Business stories must also lead people to the action you want them to take—whether that’s to buy your products and services or achieve other specific business goals. They have to do more than entertain. Your protagonist must have an object of desire that is aligned with a solution you can provide. Skyword’s brand storytelling needs to focus on helping our audience of marketers to connect with their audiences through sustained storytelling and also show how to connect their global marketing teams through technology and process. Our brand story must move the protagonist from disconnection to connection.
We look at our content strategy as the framework for how and why all our content is created and distributed. It reflects our brand purpose and business goals. We develop it by first researching our target audience and understanding their unique needs and perspectives. From there we develop personas and content to reach, engage, convert, and support each one. Our primary personas are the marketing leader and change agent within marketing teams.
Despite all the research we had conducted to understand our personas, we never had developed the story for each of them. Today we are transforming each persona into a protagonist, and we write their stories. This is their story, not ours, but our brand plays a role in each one. Every member of our team should be able to tell the story of each persona. Now our personas’ stories guide our campaigns and shape our always-on editorial strategy.

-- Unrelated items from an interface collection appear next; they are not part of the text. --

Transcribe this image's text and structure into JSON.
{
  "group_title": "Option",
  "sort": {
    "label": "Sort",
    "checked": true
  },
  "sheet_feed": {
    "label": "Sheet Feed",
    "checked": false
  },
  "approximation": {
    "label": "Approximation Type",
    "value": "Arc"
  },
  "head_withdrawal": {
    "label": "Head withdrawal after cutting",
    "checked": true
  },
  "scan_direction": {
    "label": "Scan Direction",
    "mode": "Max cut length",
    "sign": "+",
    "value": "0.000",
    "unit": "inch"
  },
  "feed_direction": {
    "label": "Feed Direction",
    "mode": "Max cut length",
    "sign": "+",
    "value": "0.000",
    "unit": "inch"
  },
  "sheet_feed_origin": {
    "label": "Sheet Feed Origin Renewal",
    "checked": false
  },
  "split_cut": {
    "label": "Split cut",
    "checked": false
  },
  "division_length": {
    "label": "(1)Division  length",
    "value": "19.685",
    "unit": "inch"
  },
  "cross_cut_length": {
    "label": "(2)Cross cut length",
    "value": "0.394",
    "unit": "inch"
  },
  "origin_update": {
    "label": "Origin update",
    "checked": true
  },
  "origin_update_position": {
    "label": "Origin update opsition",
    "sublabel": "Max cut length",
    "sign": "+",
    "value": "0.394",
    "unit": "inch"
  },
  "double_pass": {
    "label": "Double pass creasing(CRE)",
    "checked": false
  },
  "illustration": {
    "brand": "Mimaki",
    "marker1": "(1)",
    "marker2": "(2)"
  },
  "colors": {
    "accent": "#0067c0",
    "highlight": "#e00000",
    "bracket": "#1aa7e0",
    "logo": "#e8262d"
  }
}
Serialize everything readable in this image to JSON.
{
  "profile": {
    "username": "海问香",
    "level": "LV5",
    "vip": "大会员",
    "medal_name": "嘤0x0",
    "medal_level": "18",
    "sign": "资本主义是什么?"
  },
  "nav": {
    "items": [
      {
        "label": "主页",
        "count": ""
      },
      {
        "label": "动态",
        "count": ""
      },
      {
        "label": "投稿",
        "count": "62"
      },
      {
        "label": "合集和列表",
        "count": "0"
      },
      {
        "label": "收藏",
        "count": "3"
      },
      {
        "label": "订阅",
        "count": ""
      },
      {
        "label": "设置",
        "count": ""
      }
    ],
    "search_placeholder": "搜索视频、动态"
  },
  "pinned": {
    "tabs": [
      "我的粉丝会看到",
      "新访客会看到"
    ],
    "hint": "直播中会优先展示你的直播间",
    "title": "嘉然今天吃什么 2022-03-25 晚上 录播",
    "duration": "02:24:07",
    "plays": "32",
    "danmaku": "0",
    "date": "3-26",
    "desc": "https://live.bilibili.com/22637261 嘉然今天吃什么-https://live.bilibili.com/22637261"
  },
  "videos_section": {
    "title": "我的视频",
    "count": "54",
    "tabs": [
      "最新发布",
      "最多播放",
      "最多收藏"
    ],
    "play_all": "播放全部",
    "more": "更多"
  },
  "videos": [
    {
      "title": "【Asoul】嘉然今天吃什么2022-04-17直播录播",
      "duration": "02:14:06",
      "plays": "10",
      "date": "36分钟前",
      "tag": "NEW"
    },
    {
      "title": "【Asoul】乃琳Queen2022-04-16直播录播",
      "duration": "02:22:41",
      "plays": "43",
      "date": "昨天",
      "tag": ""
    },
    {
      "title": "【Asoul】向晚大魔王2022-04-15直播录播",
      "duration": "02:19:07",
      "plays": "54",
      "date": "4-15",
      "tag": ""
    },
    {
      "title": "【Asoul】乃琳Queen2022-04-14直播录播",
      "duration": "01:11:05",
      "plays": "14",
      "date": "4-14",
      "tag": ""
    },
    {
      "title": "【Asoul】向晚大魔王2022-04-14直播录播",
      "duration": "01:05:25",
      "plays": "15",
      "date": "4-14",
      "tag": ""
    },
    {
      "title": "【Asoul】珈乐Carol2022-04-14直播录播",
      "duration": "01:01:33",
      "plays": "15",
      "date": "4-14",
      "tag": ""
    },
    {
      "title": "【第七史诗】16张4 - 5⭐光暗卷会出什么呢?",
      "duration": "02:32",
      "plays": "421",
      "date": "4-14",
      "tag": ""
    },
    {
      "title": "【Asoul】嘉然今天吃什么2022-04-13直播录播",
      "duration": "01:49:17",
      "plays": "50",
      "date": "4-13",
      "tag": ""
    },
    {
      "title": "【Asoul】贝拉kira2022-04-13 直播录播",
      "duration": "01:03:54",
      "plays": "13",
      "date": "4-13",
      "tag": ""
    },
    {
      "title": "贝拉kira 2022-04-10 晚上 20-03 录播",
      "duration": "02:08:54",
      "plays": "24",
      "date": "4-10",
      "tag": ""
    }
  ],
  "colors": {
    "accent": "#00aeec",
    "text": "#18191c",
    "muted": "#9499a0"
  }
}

Prior to our employing our story framework, our campaigns typically had a theme, but they were really just a series of marketing activities and assets with some goals attached. Now, before we develop assets for each campaign, we start by understanding who we’re trying to reach. We talk about their story and where this campaign fits into their story. Then, we outline the story we want to tell with each campaign. Once the story is developed, we determine the assets we need to bring the story to life and the channel strategies for distribution. Each campaign has a specific role within our audience’s stories and follows a mapped-out path to ultimately reach an object of desire.
The challenge for brands today is how to become the source of the information your audience seeks and deliver it to them when and how they want it. This takes developing a regular cadence of original content—articles, videos, social posts, graphics, podcasts—that can easily be found in search and shared socially.
The Content Standard is Skyword’s hub for our always-on editorial strategy. We publish stories daily that address issues marketers care about. For a while, we attempted to storify every article we wrote and asked our writers to adhere to story form in their pitches and in writing each article. But we found that the pitch process became tedious and the articles were beginning to appear formulaic. Now we realize that not every piece needs to be completely storified—but each writer needs to understand who the protagonist is for the article and what her object of desire is. Every article now plays a role within our larger Skyword story. It’s not enough to write an article about any marketing topic. Each article must provide a level of guidance to help marketers and storytellers connect with their audiences in ways that are relevant and inspiring.
So in the words of Robert McKee, being a great brand storyteller doesn’t mean that everything needs to be storified, but it does mean that everything needs to be part of a story.
To learn more about story-driven marketing in the post-advertising world, order Storynomics.
Featured image attribution: Michael Coury